Assassination of Dabo Boukari in Burkina: the survivors testify

Assassination of Dabo Boukari in Burkina the survivors testify

On the 2nd day of the trial in the case of the assassination of Dabo Boukari, in May 1990 by the presidential security guards, after the interrogation of General Gibert Diendéré, prosecuted for complicity in illegal arrest, kidnapping, complicity of assault and battery resulting in death and concealment of a corpse, the witnesses were called to the bar.

With our correspondent in OuagadougouYaya Boudani

If most of the witnesses claim to know nothing about the real circumstances of the death of the student in 7th year of medicine, the survivors gave their testimony. From their arrest, sequestration and transfer to military barracks for several months, the details of the death of their comrade, described as a “secret defense” have been revealed.

On May 19, 1990, soldiers in a civilian vehicle drove around certain neighborhoods of Ouagadougou, looking for officials from the student association behind a strike on campus.
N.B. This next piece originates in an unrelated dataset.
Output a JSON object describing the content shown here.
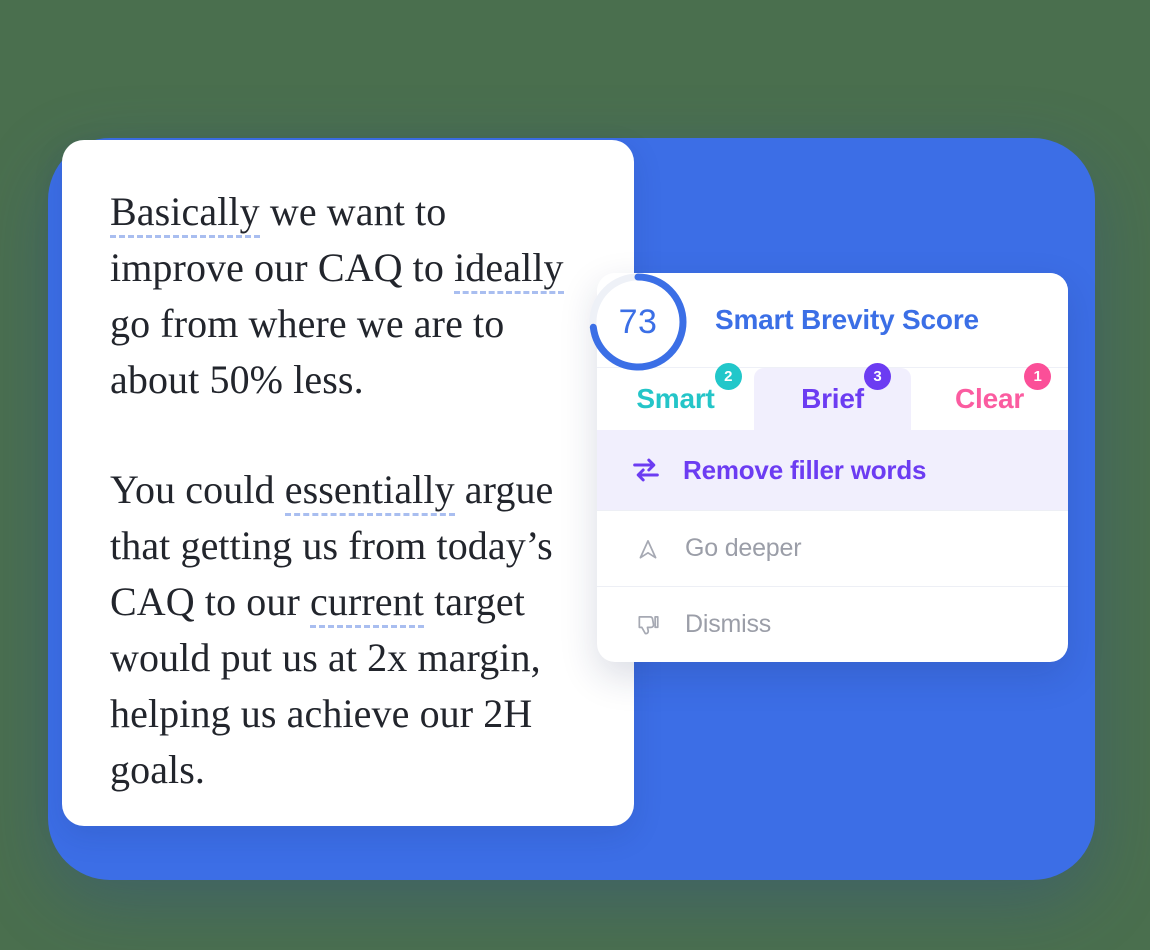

In court Aboubacar Coulibaly explains how they were taken to the presidential security barracks.

We were put in the trunk of a vehicle and brought to the Council of the Entente. When we arrived, they started beating us. Some held cords, others broken branches. Me, when I was beaten, Dabo was sprayed with a hose connected to a tap and when it was Dabo’s turn, I was sprayed. »

After his death, the body of Dabo Boukari is smuggled in the night for his burial. His other comrades, who witnessed the scene, were transferred to a military barracks a hundred kilometers away. Sansan Kambou

Because we were inconvenient witnesses, it was impossible for the students who had been arrested with Dabo to still be with the other students outside. It is because of this that we were transferred to where we stayed for more than five months. We were simply told: “You have to close it!” »

According to these witnesses, the survivors were released with instructions not to say a single word about what they experienced during their detention, at the risk of suffering the same fate.